Copy, in full, each line of the material that holds the word "this".

● ● ● ● ● ● ●

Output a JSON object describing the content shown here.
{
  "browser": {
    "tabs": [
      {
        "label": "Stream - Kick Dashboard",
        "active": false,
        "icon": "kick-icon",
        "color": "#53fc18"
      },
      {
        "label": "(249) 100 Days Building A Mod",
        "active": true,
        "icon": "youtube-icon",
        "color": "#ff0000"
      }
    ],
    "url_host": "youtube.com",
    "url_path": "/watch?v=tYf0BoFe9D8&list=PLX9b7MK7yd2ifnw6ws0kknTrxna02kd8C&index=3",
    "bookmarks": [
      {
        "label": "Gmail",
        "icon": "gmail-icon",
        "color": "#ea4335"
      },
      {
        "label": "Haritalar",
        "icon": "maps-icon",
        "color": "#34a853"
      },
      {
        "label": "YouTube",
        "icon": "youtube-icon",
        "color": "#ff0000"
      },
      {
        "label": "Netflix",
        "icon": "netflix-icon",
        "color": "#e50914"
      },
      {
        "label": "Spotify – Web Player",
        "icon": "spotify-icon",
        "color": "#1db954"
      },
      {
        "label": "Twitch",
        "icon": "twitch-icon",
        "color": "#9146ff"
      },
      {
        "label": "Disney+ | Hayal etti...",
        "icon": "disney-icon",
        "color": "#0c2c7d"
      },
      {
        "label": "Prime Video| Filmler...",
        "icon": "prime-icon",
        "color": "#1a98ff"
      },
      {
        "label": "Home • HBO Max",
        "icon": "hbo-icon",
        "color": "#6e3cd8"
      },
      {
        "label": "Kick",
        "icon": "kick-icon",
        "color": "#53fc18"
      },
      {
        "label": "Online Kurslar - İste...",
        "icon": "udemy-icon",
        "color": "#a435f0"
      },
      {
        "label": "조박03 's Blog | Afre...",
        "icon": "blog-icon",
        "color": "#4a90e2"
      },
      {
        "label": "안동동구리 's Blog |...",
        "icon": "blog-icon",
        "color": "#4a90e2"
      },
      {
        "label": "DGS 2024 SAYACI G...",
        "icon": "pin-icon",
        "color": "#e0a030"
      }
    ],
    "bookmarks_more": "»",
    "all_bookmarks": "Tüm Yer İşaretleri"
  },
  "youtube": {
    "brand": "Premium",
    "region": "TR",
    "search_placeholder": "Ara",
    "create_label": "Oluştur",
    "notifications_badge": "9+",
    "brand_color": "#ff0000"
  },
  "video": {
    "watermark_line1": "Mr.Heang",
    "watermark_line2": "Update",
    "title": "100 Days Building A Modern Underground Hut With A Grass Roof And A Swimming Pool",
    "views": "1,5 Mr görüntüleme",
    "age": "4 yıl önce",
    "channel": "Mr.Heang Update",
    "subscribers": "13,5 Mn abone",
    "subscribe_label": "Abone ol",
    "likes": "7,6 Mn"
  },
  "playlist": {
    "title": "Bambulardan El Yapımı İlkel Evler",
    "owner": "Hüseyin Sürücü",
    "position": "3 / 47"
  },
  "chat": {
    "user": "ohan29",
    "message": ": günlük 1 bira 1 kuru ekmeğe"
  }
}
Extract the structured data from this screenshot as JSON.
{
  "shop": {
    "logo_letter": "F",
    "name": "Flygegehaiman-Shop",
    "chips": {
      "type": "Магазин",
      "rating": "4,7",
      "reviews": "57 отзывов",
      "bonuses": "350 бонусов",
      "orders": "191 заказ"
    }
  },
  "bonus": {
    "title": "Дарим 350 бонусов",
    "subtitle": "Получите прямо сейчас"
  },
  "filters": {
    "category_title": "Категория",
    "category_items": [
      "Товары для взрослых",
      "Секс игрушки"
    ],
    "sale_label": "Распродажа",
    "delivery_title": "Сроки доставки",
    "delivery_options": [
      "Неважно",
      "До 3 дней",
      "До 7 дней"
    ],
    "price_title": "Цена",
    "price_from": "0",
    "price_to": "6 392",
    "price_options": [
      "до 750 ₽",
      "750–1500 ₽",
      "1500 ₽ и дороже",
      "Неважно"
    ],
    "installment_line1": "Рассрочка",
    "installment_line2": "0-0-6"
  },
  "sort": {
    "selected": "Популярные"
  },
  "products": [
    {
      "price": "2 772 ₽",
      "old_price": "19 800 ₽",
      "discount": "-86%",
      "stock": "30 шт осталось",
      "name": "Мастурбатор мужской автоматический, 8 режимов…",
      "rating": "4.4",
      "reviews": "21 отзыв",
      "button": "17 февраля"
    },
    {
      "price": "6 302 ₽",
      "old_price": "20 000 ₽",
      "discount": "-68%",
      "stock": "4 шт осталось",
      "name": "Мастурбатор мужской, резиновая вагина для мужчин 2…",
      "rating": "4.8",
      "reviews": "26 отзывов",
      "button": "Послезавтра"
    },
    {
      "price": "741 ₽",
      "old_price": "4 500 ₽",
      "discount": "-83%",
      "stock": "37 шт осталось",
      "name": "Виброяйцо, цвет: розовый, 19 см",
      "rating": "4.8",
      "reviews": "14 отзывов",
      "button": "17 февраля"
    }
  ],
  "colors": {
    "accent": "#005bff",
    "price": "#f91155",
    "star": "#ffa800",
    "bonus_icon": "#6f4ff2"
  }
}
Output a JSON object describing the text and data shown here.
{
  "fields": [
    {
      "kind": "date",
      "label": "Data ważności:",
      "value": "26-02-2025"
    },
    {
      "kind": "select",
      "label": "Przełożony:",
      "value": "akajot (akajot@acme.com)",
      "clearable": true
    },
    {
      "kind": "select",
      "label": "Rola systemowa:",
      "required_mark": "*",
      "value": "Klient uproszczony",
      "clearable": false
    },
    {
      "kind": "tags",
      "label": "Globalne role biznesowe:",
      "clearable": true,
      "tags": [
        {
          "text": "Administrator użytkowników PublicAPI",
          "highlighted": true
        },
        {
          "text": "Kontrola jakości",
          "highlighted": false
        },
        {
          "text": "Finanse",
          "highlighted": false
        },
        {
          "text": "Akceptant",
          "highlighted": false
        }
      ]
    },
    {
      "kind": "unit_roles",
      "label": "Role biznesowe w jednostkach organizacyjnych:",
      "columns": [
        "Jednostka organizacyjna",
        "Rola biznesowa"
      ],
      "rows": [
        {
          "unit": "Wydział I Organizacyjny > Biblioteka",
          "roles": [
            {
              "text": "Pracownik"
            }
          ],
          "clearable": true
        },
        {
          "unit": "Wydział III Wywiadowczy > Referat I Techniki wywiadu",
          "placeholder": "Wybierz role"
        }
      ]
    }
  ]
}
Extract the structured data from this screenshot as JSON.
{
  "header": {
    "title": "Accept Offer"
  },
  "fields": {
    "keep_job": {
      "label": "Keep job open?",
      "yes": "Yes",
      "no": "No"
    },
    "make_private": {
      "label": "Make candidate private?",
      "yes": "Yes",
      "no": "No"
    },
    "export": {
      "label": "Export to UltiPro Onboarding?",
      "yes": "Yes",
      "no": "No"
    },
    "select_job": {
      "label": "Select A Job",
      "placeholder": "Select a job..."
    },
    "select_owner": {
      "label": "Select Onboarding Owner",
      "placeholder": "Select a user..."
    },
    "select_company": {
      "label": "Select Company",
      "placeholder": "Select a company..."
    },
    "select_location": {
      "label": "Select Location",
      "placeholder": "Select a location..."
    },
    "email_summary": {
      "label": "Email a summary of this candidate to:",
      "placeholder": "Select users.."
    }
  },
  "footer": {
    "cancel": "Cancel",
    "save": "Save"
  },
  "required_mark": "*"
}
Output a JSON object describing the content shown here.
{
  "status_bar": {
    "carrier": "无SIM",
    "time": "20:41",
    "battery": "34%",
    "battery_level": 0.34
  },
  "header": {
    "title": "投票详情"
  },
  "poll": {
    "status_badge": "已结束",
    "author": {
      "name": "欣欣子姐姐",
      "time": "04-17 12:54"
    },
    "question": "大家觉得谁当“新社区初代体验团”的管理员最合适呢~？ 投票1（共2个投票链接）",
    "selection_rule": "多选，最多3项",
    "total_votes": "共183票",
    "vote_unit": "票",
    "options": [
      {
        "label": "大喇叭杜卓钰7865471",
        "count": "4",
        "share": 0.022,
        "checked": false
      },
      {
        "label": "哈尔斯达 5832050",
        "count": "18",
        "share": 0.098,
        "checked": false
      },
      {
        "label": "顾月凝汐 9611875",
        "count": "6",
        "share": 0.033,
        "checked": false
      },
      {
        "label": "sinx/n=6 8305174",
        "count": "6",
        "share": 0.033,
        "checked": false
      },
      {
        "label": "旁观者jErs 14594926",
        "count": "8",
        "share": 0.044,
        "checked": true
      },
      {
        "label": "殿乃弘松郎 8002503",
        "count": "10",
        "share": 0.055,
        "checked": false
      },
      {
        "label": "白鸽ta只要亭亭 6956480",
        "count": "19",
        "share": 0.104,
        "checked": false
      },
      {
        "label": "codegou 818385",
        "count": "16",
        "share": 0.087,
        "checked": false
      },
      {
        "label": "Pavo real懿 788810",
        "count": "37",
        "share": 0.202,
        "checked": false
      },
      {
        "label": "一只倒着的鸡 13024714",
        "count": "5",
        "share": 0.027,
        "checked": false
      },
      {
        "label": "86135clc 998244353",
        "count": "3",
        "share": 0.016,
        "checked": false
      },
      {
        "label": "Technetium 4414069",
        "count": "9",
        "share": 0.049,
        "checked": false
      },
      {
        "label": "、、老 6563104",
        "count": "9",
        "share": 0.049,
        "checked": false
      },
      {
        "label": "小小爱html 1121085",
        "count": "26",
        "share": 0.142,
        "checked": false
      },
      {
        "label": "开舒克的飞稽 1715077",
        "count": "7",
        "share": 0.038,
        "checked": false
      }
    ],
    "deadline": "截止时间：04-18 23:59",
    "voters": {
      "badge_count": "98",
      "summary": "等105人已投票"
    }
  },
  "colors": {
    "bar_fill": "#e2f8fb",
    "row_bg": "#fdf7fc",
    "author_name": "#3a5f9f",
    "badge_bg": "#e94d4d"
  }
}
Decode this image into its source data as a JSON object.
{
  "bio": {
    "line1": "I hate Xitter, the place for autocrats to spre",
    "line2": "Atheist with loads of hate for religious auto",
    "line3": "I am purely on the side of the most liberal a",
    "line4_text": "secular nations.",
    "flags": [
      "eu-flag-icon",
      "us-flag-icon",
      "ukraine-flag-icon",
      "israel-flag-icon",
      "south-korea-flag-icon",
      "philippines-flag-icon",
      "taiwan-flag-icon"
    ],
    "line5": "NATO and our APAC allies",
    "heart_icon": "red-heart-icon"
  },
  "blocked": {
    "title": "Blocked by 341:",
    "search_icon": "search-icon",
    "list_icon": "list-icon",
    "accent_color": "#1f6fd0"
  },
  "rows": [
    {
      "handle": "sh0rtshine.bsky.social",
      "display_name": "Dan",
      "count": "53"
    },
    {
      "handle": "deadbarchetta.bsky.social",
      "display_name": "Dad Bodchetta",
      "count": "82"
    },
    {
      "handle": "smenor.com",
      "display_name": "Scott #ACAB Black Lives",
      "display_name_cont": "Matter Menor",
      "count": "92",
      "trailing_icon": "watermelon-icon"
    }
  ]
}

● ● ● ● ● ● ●

▶ **Result below**
Extract the structured data from this screenshot as JSON.
Extract the structured data from this screenshot as JSON.
      "label": "Email a summary of this candidate to:",
Decode this image into its source data as a JSON object.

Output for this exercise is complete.